Visit the website of The Royal Mint Museum.

See: The Royal Mint Museum.


I am not aware of any peacocks on BEIC coins. It might even have been politically embarrassing, as Iran had already claimed it as a national symbol.

However, as you know, the issues is not the BEIC but a shop, calling itself EIC in Covent Garden that will do anything for money, including peacocks and a cash denomination on a medal they would love you to take for a coin. I guess that once in a while innocent, loving (grand)parents who know nothing about coin collecting beyond that their (grand)son collects coins assume that this is the sort of thing he likes and fall for the game. Somehow, EIC does not have a grain of my sympathy. >:(

An unidentified coin is a piece of metal. An identified coin is a piece of history.


I was not aware of a shop called East India Company in Covent Garden. I gather then that the shop has nothing to do with the historical entity.

I note that Burma featured peacocks on its coin in the 1800s. So far as I know, Burma was once part of the British Empire but was incorporated into India by the British at some stage.

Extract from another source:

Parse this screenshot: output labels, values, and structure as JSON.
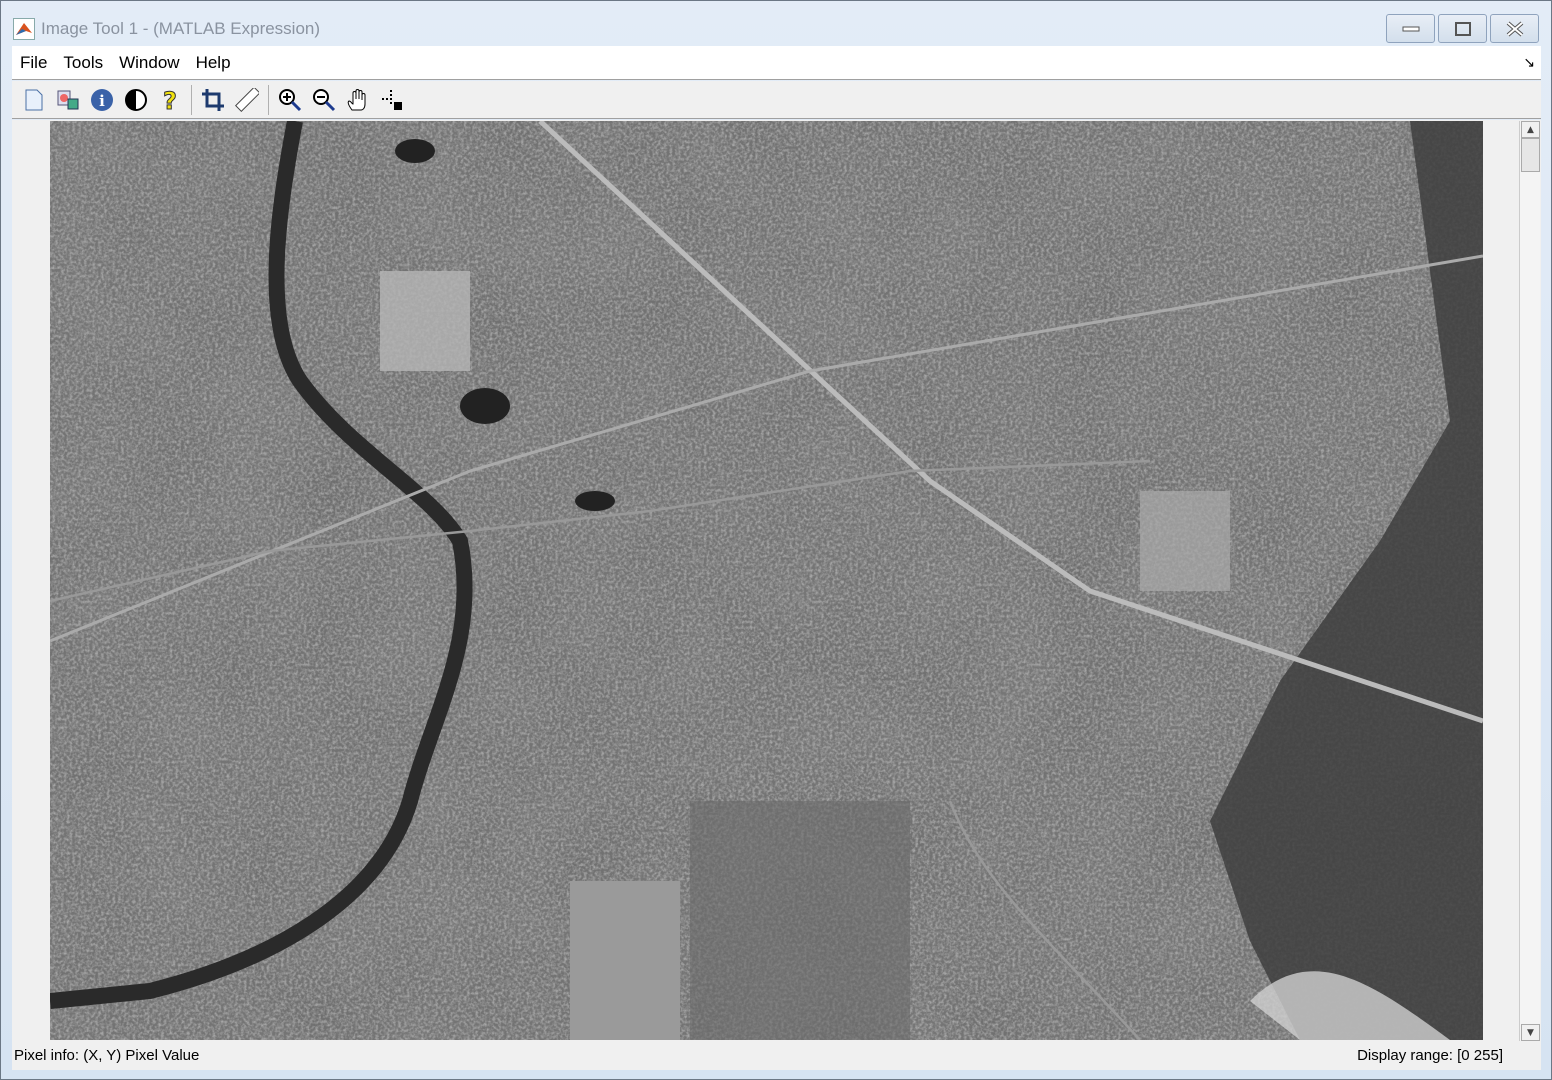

So the peacock on the collector coin above has more to do with the Covent Garden shop, in your opinion, than with the historical entity.
Visit the website of The Royal Mint Museum.

See: The Royal Mint Museum.


Peacock is national bird of India.
India after independence in 1947, did use peacock on its pattern coins.


Visit the website of The Royal Mint Museum.

See: The Royal Mint Museum.